→ What to do: Pull every line from the records that has the word "true" in it.

(Excerpts from a dataset)
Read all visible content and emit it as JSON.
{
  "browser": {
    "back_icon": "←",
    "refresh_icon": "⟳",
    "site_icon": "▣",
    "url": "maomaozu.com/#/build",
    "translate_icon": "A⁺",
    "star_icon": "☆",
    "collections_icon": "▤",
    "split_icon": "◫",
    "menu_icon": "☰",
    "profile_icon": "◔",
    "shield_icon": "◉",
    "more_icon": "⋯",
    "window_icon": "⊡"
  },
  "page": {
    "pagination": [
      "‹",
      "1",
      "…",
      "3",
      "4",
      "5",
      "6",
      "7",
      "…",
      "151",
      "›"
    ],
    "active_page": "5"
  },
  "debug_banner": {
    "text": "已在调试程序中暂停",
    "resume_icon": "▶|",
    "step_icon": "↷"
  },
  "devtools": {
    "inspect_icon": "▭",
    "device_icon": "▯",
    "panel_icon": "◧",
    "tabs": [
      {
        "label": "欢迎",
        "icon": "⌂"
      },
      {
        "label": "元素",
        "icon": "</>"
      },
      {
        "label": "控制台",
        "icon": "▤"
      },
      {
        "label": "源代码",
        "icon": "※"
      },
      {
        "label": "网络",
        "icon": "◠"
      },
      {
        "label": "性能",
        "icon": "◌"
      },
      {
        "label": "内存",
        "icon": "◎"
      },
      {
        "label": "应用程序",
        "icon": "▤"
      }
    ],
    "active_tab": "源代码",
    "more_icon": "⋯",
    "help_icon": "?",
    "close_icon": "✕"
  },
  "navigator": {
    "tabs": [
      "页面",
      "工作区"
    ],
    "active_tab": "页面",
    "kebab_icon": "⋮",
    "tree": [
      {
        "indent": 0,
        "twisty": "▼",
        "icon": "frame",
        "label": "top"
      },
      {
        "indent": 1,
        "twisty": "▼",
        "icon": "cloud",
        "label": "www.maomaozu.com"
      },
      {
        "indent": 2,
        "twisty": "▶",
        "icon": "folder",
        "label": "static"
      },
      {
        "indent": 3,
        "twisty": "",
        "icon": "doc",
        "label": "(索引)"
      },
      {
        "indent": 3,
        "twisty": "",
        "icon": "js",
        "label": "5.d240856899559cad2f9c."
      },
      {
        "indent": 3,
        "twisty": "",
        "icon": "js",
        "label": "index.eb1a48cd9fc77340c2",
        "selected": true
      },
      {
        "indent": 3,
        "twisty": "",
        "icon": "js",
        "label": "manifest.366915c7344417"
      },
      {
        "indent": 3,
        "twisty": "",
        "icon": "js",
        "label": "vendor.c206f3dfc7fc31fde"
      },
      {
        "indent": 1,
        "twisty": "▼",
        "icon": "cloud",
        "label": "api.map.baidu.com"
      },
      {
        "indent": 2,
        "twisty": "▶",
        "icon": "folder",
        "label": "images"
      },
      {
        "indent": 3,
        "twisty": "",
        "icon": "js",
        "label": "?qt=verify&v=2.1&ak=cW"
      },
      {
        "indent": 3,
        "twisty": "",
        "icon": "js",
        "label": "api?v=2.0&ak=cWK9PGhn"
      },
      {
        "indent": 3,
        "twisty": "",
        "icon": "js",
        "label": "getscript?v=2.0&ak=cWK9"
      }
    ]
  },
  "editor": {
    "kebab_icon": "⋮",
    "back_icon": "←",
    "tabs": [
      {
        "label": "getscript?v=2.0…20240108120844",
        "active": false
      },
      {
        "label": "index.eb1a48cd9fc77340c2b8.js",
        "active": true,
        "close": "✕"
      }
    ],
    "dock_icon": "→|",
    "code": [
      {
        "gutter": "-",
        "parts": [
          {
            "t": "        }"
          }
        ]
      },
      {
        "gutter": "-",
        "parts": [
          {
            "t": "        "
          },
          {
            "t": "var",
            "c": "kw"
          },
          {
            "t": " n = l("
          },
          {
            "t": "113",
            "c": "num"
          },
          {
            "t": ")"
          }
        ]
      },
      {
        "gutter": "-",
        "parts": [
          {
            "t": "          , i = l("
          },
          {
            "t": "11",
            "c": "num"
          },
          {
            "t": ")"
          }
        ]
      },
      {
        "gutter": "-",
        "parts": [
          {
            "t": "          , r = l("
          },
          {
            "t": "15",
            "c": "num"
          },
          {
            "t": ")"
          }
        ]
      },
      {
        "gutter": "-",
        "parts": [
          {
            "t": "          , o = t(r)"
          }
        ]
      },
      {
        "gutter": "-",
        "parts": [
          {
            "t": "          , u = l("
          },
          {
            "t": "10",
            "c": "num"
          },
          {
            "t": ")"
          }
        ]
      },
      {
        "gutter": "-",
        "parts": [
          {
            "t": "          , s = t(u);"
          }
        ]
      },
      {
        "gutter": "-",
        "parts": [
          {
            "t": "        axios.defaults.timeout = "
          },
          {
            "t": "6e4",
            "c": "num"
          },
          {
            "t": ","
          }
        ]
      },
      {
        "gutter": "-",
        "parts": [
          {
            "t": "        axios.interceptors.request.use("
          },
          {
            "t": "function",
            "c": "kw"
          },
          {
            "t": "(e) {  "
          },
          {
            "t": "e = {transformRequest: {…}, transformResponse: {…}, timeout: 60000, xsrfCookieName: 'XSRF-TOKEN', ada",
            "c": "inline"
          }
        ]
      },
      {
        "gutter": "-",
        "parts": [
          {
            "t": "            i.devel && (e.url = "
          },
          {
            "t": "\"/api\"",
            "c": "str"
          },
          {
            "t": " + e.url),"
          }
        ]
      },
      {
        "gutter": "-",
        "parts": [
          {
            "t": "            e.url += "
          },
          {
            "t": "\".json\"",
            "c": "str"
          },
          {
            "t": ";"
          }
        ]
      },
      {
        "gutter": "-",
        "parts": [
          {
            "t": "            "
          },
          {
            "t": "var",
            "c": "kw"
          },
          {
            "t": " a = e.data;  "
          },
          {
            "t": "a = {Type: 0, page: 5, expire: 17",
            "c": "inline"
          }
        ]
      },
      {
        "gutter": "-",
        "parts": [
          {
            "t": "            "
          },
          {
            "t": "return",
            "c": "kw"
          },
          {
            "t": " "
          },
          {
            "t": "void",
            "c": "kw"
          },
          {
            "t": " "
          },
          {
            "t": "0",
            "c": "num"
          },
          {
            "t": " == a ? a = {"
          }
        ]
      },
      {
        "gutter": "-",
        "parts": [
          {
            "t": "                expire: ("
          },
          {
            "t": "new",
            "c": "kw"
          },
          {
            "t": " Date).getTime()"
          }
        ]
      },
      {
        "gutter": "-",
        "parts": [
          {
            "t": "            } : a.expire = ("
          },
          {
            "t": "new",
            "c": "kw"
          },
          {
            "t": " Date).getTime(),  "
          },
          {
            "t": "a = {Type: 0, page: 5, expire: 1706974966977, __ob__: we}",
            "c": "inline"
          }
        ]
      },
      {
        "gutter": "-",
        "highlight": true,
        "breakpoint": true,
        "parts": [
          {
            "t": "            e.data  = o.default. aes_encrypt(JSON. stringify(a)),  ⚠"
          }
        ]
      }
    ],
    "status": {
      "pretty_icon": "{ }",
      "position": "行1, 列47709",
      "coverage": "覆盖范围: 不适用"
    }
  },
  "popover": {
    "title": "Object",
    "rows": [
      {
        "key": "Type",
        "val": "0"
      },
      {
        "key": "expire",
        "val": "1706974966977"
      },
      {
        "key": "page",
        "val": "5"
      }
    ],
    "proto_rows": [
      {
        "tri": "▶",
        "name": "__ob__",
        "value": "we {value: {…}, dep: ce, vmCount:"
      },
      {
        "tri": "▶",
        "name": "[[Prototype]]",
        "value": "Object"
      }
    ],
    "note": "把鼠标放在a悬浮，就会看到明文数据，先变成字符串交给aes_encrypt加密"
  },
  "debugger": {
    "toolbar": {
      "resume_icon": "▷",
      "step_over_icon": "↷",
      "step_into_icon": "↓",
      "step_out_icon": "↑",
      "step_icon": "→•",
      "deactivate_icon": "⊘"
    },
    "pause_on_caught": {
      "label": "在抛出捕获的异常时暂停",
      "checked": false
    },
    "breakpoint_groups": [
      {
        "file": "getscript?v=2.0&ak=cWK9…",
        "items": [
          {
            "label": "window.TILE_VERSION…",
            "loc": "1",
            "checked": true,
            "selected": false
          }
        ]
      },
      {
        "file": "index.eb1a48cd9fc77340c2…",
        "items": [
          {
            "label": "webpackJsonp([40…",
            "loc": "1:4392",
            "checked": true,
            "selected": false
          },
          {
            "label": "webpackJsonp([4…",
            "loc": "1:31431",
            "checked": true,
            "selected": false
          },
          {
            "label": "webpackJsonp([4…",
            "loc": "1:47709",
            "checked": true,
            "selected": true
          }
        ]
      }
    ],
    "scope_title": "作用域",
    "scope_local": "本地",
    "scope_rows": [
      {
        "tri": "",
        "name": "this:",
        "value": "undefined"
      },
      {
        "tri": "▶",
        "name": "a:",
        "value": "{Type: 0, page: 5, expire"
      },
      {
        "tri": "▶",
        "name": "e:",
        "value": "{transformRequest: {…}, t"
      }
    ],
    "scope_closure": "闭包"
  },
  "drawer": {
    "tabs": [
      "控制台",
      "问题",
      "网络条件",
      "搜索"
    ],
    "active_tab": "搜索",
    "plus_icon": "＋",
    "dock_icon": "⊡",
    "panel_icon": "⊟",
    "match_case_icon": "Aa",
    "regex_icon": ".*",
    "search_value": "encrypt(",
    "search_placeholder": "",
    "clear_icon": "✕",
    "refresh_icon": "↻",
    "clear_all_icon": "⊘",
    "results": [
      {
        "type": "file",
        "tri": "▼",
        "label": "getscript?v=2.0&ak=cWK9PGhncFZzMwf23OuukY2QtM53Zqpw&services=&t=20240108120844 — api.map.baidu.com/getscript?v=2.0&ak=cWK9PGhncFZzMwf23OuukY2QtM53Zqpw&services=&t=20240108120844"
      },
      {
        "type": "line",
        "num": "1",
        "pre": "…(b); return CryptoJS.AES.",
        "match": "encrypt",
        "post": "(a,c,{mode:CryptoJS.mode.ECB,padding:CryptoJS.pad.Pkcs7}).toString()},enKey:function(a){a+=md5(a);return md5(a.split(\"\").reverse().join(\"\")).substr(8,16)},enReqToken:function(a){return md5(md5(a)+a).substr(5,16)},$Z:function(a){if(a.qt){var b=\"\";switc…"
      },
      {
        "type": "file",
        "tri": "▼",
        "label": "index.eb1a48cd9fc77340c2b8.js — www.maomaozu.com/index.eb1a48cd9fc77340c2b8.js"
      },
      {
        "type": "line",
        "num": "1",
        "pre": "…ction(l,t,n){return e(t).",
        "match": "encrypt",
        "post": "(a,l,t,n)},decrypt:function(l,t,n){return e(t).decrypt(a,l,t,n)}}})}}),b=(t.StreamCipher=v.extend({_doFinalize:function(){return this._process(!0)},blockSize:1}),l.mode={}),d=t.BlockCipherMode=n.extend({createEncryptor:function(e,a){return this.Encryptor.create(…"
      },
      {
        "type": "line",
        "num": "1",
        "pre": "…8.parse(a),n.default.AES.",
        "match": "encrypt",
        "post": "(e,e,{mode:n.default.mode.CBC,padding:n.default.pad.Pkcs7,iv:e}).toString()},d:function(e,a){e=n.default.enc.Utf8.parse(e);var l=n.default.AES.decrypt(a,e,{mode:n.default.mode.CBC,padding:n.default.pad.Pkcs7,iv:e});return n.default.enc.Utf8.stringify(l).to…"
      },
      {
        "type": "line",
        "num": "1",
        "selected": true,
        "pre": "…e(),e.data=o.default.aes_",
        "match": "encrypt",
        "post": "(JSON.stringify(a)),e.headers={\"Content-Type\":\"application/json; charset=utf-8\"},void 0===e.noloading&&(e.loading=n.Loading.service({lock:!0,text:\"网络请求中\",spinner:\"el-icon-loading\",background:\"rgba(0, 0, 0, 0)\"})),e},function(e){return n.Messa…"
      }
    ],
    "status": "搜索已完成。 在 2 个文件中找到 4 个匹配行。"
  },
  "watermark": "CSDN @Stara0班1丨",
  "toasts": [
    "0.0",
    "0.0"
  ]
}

→ Exercise output:
        "selected": true
        "active": true,
        "highlight": true,
        "breakpoint": true,
            "checked": true,
            "checked": true,
            "checked": true,
            "checked": true,
            "selected": true
        "selected": true,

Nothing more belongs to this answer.